Instructions to follow
If a line of the records holds the word "JSON", copy it out.

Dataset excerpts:
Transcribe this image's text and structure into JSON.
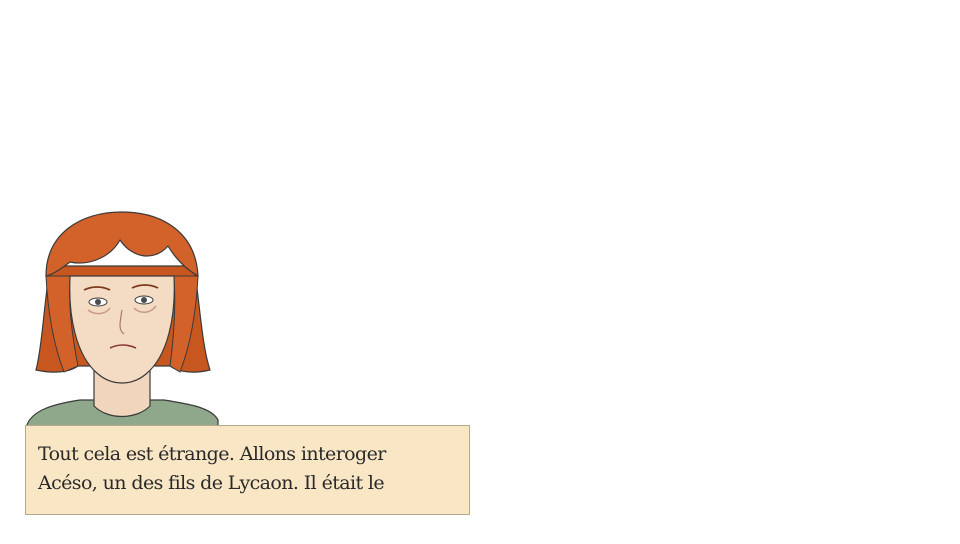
{
  "dialog": {
    "text": "Tout cela est étrange. Allons interoger\nAcéso, un des fils de Lycaon. Il était le"
  },
  "portrait": {
    "icon": "red-haired-woman-portrait",
    "hair_color": "#d2622a",
    "skin_color": "#f4dcc4",
    "shirt_color": "#8fa88c"
  },
  "colors": {
    "background": "#ffffff",
    "dialog_bg": "#f8e6c5",
    "dialog_border": "#b9a887",
    "text": "#2a2a2a"
  }
}
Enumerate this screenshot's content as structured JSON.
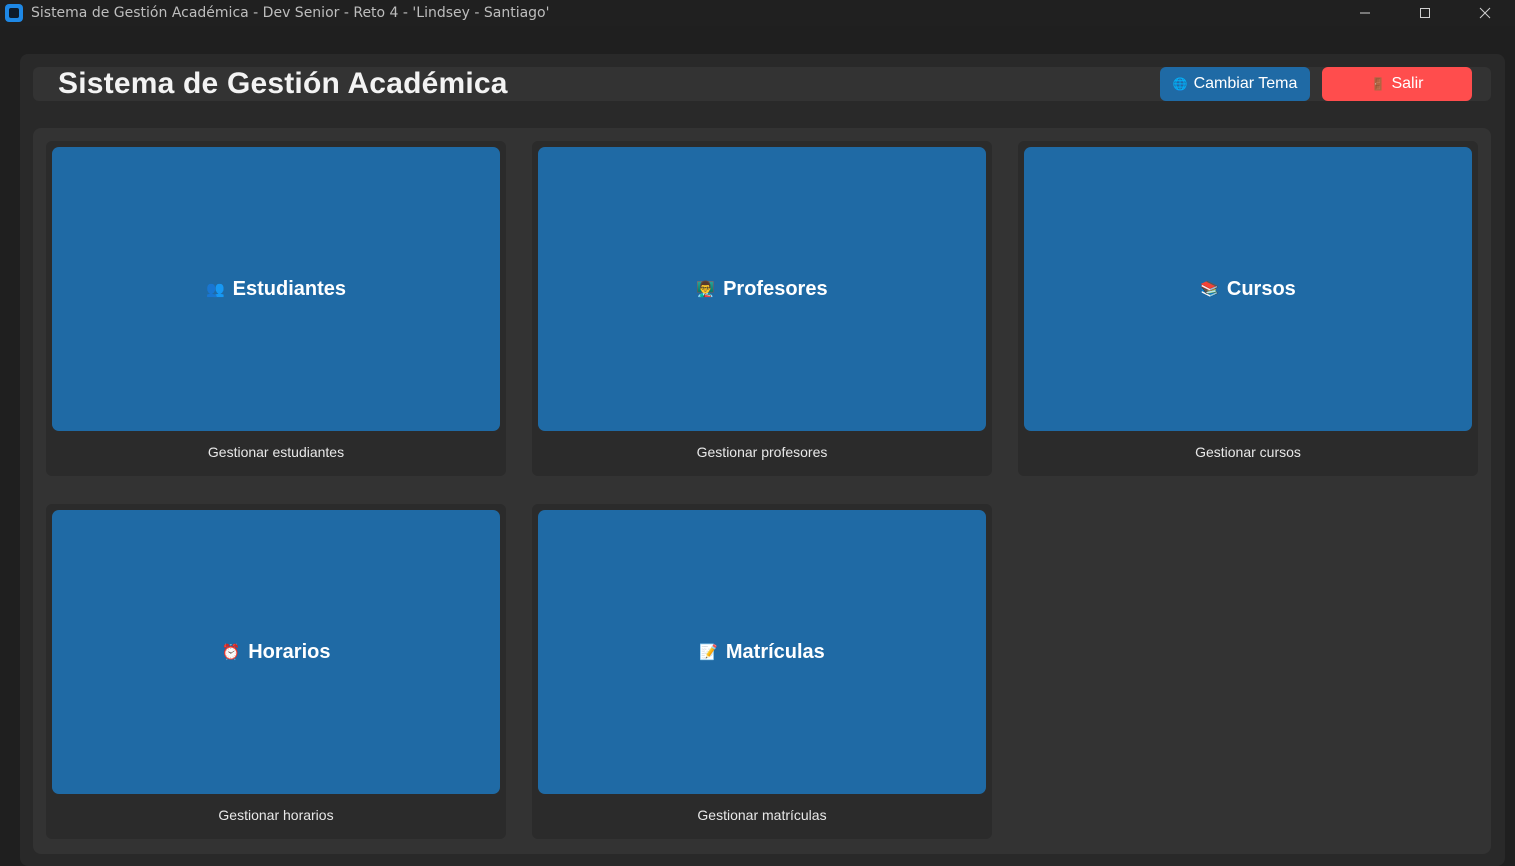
{
  "window": {
    "title": "Sistema de Gestión Académica - Dev Senior - Reto 4 - 'Lindsey - Santiago'"
  },
  "header": {
    "title": "Sistema de Gestión Académica",
    "theme_button": {
      "icon": "globe-icon",
      "icon_glyph": "🌐",
      "label": "Cambiar Tema"
    },
    "exit_button": {
      "icon": "door-icon",
      "icon_glyph": "🚪",
      "label": "Salir"
    }
  },
  "modules": [
    {
      "icon": "students-icon",
      "icon_glyph": "👥",
      "label": "Estudiantes",
      "description": "Gestionar estudiantes"
    },
    {
      "icon": "teacher-icon",
      "icon_glyph": "👨‍🏫",
      "label": "Profesores",
      "description": "Gestionar profesores"
    },
    {
      "icon": "books-icon",
      "icon_glyph": "📚",
      "label": "Cursos",
      "description": "Gestionar cursos"
    },
    {
      "icon": "alarm-clock-icon",
      "icon_glyph": "⏰",
      "label": "Horarios",
      "description": "Gestionar horarios"
    },
    {
      "icon": "enrollment-icon",
      "icon_glyph": "📝",
      "label": "Matrículas",
      "description": "Gestionar matrículas"
    }
  ],
  "colors": {
    "accent": "#1f6aa5",
    "danger": "#ff4d4d",
    "background": "#1f1f1f",
    "panel": "#333333"
  }
}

Expected output
Transcribe this image's text and structure into JSON.
Enumerate this screenshot's content as structured JSON.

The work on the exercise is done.